• **EXERCISE DIRECTIONS**: Each line of the listing that contains "screenshot" should be found and copied.

• **DATA SUPPLIED**:
--

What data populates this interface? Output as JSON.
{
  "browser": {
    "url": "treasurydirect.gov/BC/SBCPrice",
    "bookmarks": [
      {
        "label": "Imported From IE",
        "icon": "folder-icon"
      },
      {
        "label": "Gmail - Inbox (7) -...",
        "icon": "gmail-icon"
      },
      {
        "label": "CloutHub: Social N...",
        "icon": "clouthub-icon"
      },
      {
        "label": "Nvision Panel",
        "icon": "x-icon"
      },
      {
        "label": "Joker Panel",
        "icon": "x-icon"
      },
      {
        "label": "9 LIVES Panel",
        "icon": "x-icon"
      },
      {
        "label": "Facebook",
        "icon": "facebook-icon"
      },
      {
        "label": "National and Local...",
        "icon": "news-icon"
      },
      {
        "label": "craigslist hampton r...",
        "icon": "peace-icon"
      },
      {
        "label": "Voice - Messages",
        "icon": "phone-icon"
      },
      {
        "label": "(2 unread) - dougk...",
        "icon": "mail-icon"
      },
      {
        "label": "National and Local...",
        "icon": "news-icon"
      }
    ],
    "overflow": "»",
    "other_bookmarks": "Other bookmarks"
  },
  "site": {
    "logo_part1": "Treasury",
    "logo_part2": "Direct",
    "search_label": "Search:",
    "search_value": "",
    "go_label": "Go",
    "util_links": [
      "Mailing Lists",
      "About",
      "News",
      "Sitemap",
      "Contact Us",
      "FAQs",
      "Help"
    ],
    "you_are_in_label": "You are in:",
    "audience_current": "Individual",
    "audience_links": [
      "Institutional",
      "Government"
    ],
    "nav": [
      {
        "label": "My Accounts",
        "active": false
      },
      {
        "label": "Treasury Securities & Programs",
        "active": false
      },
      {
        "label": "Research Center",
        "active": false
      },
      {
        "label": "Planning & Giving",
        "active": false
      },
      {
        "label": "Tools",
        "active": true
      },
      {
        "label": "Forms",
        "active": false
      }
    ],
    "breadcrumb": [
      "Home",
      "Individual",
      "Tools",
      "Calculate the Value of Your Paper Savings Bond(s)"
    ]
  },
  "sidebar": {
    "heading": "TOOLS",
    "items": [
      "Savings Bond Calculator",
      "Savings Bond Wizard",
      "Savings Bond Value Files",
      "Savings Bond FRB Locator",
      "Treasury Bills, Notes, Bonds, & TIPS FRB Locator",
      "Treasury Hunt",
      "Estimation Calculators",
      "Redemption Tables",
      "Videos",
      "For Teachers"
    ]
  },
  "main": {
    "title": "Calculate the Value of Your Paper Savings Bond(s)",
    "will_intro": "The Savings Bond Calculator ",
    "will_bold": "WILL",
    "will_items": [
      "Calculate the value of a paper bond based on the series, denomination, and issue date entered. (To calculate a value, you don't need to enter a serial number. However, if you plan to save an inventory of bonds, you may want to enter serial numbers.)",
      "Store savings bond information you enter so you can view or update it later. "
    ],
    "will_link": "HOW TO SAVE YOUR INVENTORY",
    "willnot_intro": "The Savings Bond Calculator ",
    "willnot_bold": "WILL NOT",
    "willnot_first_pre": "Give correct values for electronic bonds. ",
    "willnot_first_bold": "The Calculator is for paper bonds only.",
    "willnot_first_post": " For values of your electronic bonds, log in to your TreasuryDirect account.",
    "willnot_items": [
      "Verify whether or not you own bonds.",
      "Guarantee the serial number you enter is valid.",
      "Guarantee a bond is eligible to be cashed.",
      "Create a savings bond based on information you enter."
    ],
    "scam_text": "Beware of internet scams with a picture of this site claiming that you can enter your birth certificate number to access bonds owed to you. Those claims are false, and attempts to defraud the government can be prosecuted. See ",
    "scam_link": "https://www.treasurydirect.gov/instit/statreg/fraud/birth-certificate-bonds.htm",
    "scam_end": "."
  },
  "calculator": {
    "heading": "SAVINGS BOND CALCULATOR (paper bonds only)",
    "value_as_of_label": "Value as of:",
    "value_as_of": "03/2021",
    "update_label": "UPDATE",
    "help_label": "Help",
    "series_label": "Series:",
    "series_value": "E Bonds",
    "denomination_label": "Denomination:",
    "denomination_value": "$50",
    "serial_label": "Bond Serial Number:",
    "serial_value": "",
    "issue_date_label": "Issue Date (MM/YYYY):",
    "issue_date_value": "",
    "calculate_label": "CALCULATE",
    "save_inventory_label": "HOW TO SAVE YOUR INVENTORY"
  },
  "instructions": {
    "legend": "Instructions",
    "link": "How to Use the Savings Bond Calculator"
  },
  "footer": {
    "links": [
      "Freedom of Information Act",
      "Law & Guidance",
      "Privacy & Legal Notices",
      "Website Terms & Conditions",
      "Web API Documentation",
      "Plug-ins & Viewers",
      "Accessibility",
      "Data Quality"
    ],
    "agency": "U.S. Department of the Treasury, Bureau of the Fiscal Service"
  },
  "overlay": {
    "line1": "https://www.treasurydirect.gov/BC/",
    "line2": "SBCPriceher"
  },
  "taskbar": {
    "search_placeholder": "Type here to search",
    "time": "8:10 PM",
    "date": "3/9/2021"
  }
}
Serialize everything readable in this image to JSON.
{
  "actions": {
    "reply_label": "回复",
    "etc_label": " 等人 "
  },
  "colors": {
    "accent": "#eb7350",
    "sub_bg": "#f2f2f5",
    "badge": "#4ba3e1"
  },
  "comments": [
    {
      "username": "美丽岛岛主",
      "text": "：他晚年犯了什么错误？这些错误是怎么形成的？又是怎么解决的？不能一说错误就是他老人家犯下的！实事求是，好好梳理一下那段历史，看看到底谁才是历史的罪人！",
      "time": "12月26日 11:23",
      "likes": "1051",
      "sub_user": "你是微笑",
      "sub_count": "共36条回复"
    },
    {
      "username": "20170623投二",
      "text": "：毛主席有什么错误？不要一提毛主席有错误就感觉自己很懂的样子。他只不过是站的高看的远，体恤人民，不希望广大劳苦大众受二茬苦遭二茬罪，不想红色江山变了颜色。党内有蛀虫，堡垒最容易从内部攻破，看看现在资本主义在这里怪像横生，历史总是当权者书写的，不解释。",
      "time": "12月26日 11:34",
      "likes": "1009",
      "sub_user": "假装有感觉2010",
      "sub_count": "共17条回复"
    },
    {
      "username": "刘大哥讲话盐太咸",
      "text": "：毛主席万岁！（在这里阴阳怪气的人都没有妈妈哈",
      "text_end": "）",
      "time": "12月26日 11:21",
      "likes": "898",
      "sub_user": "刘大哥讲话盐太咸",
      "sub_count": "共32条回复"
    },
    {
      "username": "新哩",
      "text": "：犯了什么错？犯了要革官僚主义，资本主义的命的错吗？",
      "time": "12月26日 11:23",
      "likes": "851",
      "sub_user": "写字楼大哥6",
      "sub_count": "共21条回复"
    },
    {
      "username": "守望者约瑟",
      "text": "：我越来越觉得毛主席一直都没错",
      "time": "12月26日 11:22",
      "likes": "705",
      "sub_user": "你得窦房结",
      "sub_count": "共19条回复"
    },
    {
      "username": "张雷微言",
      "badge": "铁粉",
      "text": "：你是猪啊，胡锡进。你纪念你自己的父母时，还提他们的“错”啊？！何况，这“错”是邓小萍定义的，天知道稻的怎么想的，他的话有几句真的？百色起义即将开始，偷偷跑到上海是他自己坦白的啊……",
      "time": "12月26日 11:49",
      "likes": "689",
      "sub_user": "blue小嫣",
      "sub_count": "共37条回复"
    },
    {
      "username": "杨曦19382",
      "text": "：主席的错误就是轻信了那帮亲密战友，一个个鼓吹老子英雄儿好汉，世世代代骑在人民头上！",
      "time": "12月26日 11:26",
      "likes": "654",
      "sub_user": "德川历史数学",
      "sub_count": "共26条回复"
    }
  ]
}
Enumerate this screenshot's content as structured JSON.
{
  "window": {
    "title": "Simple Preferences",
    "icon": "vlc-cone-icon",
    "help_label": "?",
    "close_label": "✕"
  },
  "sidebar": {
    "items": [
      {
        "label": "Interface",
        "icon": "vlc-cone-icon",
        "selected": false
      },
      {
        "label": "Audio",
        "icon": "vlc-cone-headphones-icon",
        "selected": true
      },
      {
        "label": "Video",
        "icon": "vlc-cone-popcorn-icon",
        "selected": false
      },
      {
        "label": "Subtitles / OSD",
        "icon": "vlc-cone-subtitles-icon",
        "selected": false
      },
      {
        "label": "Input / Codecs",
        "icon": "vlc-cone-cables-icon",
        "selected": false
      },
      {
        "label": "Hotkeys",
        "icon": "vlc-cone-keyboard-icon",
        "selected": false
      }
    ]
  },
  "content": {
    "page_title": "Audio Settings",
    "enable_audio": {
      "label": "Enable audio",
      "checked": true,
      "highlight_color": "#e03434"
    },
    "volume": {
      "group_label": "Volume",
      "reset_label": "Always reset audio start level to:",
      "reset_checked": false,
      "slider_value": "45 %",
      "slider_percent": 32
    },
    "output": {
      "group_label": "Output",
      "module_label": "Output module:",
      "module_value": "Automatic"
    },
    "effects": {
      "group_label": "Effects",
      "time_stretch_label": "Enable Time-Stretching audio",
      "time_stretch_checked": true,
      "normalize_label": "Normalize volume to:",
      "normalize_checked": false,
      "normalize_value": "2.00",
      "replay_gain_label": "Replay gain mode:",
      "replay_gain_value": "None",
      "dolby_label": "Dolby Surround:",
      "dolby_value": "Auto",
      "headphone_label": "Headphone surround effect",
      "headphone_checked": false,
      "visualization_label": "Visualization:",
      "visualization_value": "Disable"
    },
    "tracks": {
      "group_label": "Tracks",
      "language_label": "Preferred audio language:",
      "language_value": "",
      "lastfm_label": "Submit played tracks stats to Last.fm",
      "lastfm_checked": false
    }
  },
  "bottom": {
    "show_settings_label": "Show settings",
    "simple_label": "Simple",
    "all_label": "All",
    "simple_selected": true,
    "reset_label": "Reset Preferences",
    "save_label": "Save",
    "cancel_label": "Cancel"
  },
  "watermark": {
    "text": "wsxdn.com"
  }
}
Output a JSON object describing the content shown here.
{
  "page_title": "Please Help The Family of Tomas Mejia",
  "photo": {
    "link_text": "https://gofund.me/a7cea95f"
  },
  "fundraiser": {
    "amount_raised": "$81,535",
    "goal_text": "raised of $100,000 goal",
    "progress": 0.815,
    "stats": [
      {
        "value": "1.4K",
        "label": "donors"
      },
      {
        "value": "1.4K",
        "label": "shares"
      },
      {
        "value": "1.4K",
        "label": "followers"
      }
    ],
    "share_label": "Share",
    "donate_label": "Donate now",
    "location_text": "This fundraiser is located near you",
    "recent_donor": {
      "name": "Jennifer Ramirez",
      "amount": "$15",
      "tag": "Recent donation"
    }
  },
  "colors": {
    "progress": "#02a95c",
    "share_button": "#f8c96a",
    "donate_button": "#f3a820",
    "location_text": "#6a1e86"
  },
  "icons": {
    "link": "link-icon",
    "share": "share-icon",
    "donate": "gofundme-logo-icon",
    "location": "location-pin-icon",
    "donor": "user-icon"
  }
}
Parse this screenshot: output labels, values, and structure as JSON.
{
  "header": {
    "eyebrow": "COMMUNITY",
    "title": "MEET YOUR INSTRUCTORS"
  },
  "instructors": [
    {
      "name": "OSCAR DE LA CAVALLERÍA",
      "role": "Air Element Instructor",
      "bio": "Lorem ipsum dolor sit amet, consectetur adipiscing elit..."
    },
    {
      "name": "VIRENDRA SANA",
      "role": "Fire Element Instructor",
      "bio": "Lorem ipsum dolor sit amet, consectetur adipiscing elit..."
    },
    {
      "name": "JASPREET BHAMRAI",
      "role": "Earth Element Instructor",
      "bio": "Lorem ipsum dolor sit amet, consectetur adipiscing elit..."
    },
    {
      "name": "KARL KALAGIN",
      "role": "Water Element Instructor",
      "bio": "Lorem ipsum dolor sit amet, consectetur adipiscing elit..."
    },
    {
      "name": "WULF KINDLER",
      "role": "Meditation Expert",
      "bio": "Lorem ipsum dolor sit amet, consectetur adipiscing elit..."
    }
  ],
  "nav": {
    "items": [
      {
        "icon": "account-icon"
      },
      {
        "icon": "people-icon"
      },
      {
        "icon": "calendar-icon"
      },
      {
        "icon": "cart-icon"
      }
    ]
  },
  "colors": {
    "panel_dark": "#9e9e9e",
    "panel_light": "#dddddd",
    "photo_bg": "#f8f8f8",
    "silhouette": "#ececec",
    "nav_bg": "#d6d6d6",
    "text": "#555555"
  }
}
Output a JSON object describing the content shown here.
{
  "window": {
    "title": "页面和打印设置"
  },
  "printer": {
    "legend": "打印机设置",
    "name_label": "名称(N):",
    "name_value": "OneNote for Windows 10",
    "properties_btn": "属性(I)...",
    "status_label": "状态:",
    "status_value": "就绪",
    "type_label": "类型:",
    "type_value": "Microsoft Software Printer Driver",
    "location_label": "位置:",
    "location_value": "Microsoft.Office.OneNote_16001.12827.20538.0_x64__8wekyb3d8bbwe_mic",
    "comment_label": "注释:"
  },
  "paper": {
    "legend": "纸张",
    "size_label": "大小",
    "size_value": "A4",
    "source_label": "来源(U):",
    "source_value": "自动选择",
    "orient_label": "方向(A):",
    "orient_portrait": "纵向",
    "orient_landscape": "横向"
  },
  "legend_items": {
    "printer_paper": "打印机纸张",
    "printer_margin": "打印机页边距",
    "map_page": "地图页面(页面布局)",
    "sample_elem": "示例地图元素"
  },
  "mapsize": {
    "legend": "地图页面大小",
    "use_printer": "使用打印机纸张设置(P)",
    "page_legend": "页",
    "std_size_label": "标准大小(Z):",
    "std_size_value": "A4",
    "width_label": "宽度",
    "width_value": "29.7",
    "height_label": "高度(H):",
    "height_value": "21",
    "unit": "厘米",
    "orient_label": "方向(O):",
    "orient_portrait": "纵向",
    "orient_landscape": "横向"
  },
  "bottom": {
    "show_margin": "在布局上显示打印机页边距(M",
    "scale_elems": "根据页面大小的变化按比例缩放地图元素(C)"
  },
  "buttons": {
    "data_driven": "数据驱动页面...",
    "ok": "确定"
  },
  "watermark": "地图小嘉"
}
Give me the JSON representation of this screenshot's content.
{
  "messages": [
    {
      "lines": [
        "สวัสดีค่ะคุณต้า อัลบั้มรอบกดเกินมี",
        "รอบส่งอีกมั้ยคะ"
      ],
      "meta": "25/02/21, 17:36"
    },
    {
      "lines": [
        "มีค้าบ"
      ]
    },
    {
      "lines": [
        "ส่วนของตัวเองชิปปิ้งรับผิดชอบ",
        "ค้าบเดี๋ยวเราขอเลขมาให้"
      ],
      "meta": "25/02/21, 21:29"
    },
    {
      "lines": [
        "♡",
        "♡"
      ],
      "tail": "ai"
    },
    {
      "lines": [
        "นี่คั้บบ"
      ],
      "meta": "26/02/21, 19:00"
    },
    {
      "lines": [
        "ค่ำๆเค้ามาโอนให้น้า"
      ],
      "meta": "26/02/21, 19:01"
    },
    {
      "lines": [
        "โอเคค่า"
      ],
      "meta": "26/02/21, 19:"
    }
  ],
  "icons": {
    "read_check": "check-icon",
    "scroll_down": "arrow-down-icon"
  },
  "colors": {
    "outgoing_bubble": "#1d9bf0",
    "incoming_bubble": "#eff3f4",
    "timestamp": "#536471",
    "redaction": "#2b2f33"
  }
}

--

• **RESPONSE**:
Enumerate this screenshot's content as structured JSON.
Parse this screenshot: output labels, values, and structure as JSON.
Give me the JSON representation of this screenshot's content.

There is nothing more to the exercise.